“We have now validated that our technology confers benefits to cells engineered using our technology over alternatives,” said company co-founder and chief executive Michael Maguire, “and they relate to how potent and fit the engineered cells are when they go back in the body and how they work there.”

Target cells

Data gathered over the past year showed that cells adapted with Solupore engaged earlier with target cells than competitors and were less likely to trigger a negative reaction, the company said.

“At a time when there are now more than 1,000 clinical trials in gene and cell therapy, a portion of which involve engineered cells, the need has never been greater for solutions. So we have had to accelerate our activity to meet that need,” Dr Maguire said.

Mr Mulligan is a veteran of the drug-delivery business. Having been a significant figure at Elan, once Ireland’s largest indigenous pharma group, he subsequently built up and sold two businesses – Azur Pharma, which was acquired by US group Jazz Pharma in a $500 million all-share deal, and Adapt Pharma, the maker of Narcan nasal spray that is used to revive victims of opioid overdose, which was sold for up to $735 million to Emergent Biosolutions.

Mr Mulligan is already the largest shareholder in Avectas, having led a $10 million investment round for the business last year with Eunan Maguire and David Brabazon, both of whom also worked at Elan and were senior executives alongside Mr Mulligan at both Azur and Adapt Pharma.

Gene therapy

Mr Maguire and Mr Brabazon have both increased their investment in the latest funding round. The other investors are Mary Martin, another Elan veteran, and Barry Leonard.
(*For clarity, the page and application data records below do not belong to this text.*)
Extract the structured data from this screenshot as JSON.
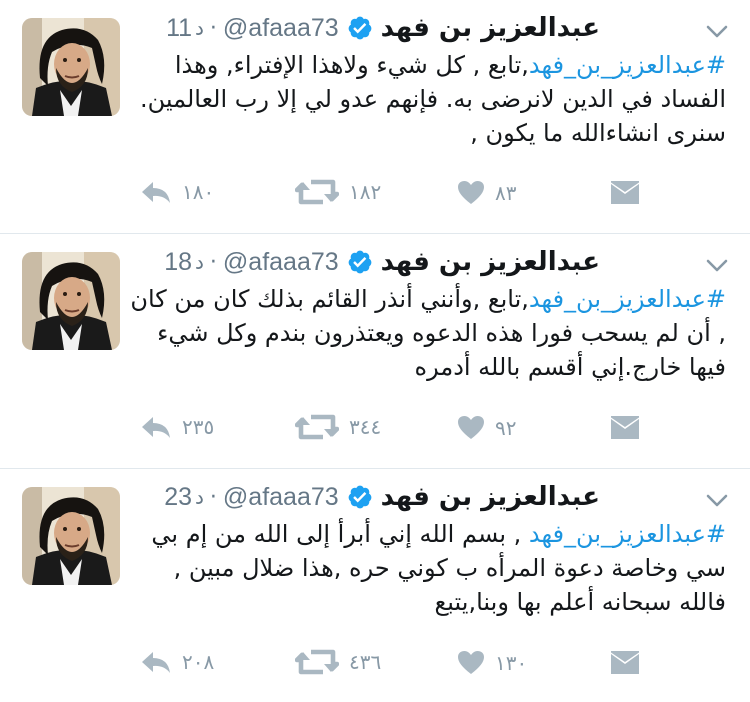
{
  "tweets": [
    {
      "name": "عبدالعزيز بن فهد",
      "handle": "@afaaa73",
      "time_value": "11",
      "time_unit": "د",
      "separator": "·",
      "hashtag": "#عبدالعزيز_بن_فهد",
      "text": ",تابع , كل شيء ولاهذا الإفتراء, وهذا الفساد في الدين لانرضى به. فإنهم عدو لي إلا رب العالمين. سنرى انشاءالله ما يكون ,",
      "replies": "١٨٠",
      "retweets": "١٨٢",
      "likes": "٨٣"
    },
    {
      "name": "عبدالعزيز بن فهد",
      "handle": "@afaaa73",
      "time_value": "18",
      "time_unit": "د",
      "separator": "·",
      "hashtag": "#عبدالعزيز_بن_فهد",
      "text": ",تابع ,وأنني أنذر القائم بذلك كان من كان , أن لم يسحب فورا هذه الدعوه ويعتذرون بندم وكل شيء فيها خارج.إني أقسم بالله أدمره",
      "replies": "٢٣٥",
      "retweets": "٣٤٤",
      "likes": "٩٢"
    },
    {
      "name": "عبدالعزيز بن فهد",
      "handle": "@afaaa73",
      "time_value": "23",
      "time_unit": "د",
      "separator": "·",
      "hashtag": "#عبدالعزيز_بن_فهد",
      "text": "  , بسم الله إني أبرأ إلى الله من إم بي سي وخاصة دعوة المرأه ب كوني حره ,هذا ضلال مبين , فالله سبحانه أعلم بها وبنا,يتبع",
      "replies": "٢٠٨",
      "retweets": "٤٣٦",
      "likes": "١٣٠"
    }
  ],
  "icons": {
    "avatar": "profile-photo",
    "verified": "verified-badge-icon",
    "menu": "chevron-down-icon",
    "reply": "reply-arrow-icon",
    "retweet": "retweet-icon",
    "like": "heart-icon",
    "message": "envelope-icon"
  },
  "colors": {
    "hashtag": "#1b95e0",
    "verified": "#1da1f2",
    "meta_text": "#657786",
    "action_gray": "#aab8c2",
    "divider": "#e1e8ed"
  }
}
Dr Martin is Avectas chairwoman while Mr Leonard was a founding director at the company.

Dr Maguire said the new funding was a “very strong endorsement of our progress since last year”. It will allow the company to add up to 10 people to its existing 29-strong workforce, most of them in later-stage business development and regulatory roles as the company seeks to license its technology to “top-tier” gene therapy companies.

He expects the latest investment, which brings to about $40 million the money put into the company to date, to see it through to commercial operation.

“Our phone has begun to ring,” said Dr Maguire. “You spend a lot of time [in this business] out at meetings and conferences, speaking with people and when you start to get the traction in the other direction and people are reaching out and you are among their solutions, it is good and it gives us something we can work with.”